The Meaning of Life

The Meaning of Life

The question of The Meaning of Life has a paradoxical genesis. It is conceptually distinct from the question of happiness and morality, but the answer may appeal to one or the other. If we want our lives to have maximal meaning, we must choose a purpose that is worthy of our efforts. Then, we must understand our place in this world. When we actively pursue our goals, we will be experiencing the sense of significance that permeates all dimensions of life.

The meaning of life varies according to the person who inquires about it. For example, the meaning of a life is different for everyone, and defining it for each person can be difficult. For some, the meaning of life may change as a result of personal development, new interests and contexts, commitments, and maturation. If the meaning of life has not changed in years, it may be because of a change in circumstances or an inability to discern the meaning in life.
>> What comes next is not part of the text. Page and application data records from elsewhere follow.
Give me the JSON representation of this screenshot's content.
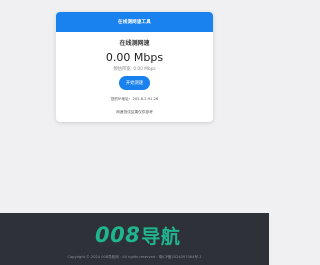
{
  "card": {
    "header_title": "在线测网速工具",
    "title": "在线测网速",
    "speed": "0.00 Mbps",
    "avg_speed": "预估带宽: 0.00 Mbps",
    "start_button": "开始测速",
    "ip": "您的IP地址：202.8.2.91.26",
    "note": "网速测试结果仅供参考"
  },
  "footer": {
    "logo_digits": "008",
    "logo_text": "导航",
    "copyright": "Copyright © 2024 008导航网 · All rights reserved ·",
    "icp": "粤ICP备2024097064号-1"
  },
  "colors": {
    "accent": "#1a82ee",
    "logo": "#1fb58f",
    "footer_bg": "#2e3238",
    "page_bg": "#f0f0f2"
  }
}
Some religions place a high priority on the eschatological order. Judaism places a great emphasis on preserving and elevating the physical world through Tikkun Olam, which means “repairing the world.” The meaning of life is also expressed in the philosophy of Mohism, which promotes the idea of universal love and defining man as a righteous being. Other Chinese philosophical schools attacked Mohism as being too indifferent to individual morality.